- Are you physically healthy enough to handle the physical strains of starting and running the business? If not, you may end up having to hire people for the job, which can be problematic if the business revenues aren't there to support both management and employee wages.
- Do you have experience in this type of business or service, and do you have any special skills that can be utilized in the business? You can gain experience and knowledge on the job but skills that can be utilized and capitalized upon right away are extremely valuable.
- Are there any special certificates or educational requirements to start and operate the business, and are these readily available? Find out the upfront costs associated with these, how they can be obtained, and the time frame needed to obtain specific certificates. Training and certification shouldn't be viewed negatively because often the return on time and investment is substantially rewarded financially. Anything worth doing is worth doing well.
- Will you enjoy operating the business, and does it match your personality type and level of maturity? This is very important. If you don't think that you would enjoy it, then don't start. Again, the loss of interest in a business is almost certainly the kiss of death. You can't stay motivated and rise to new challenges if you don't like what you're doing.
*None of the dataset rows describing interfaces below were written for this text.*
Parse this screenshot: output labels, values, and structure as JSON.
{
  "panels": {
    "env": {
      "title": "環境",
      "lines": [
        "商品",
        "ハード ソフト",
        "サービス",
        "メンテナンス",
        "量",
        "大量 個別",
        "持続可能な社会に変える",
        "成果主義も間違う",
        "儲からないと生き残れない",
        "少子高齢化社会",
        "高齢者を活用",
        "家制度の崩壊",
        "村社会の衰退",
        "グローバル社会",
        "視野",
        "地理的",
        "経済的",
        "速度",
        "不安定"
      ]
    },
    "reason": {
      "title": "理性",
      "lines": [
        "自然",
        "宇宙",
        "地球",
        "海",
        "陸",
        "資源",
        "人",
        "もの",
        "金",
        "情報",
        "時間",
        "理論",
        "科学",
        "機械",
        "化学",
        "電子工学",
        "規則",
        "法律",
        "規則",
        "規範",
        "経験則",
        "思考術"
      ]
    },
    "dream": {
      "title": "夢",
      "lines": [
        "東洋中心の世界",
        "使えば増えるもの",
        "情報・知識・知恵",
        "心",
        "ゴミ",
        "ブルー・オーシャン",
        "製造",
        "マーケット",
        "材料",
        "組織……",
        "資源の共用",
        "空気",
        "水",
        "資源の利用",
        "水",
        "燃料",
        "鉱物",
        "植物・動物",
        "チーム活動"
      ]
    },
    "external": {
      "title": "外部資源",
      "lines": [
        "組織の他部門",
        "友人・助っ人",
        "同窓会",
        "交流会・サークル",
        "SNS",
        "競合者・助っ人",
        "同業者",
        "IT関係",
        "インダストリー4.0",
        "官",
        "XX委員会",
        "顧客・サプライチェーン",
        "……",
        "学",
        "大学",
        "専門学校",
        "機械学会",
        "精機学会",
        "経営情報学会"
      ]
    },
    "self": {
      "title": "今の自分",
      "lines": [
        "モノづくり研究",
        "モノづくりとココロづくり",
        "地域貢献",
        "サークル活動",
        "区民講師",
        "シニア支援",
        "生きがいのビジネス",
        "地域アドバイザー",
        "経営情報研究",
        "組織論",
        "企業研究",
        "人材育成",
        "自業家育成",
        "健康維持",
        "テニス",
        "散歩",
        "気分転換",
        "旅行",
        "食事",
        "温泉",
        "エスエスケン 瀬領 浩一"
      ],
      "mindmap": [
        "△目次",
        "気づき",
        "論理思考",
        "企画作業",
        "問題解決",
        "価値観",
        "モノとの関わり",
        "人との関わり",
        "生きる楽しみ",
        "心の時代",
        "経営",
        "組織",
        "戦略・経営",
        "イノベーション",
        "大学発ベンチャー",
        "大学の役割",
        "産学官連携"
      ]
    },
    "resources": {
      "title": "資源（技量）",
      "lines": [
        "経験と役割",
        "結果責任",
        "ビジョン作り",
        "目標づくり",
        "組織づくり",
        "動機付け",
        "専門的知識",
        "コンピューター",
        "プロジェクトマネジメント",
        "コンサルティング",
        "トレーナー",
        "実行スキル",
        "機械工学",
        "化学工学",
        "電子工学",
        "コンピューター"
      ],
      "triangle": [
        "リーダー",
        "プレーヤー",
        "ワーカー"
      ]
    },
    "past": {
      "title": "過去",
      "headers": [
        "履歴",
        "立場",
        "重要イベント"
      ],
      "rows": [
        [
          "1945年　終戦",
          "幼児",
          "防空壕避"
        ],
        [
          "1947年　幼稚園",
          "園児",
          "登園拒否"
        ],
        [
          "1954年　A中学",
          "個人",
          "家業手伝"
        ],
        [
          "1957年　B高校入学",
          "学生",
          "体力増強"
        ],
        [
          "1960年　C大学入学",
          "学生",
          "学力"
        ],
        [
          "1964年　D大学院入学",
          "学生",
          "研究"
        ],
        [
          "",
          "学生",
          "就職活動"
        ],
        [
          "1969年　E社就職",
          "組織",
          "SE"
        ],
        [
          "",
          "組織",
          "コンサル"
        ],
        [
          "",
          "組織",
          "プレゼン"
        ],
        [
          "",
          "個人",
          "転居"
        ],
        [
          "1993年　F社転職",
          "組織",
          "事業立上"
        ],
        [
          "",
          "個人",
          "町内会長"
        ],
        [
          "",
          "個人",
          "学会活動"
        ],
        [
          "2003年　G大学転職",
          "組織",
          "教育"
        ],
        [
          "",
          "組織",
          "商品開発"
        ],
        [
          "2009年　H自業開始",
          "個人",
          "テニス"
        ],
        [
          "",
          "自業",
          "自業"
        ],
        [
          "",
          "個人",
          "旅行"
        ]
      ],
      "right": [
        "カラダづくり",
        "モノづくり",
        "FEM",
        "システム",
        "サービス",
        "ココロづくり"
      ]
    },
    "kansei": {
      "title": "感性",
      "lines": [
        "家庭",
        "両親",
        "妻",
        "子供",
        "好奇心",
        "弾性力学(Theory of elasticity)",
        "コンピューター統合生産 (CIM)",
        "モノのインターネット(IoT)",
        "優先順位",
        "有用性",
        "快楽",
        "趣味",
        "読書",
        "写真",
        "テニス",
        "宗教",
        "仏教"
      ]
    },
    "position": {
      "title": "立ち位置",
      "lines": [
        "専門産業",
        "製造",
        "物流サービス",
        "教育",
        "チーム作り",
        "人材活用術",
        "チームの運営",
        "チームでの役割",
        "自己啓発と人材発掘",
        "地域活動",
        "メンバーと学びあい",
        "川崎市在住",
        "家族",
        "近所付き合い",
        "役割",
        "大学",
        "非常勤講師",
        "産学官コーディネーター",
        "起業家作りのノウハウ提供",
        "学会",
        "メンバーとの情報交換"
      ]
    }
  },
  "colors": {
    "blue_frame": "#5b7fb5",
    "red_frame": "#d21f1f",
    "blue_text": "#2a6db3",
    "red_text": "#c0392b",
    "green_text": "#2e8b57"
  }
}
James Stephenson invests his fifteen years of small business, marketing and sales experience into his books. He has started and operated numerous successful homebased businesses, and is author of the highly acclaimed booksUltimate Start-Up Directory andUltimate Small Business Marketing Guide as well as the202 Series. James operates Stephenson & Stephenson, a consulting firm providing small business owners with creative, results-based marketing solutions.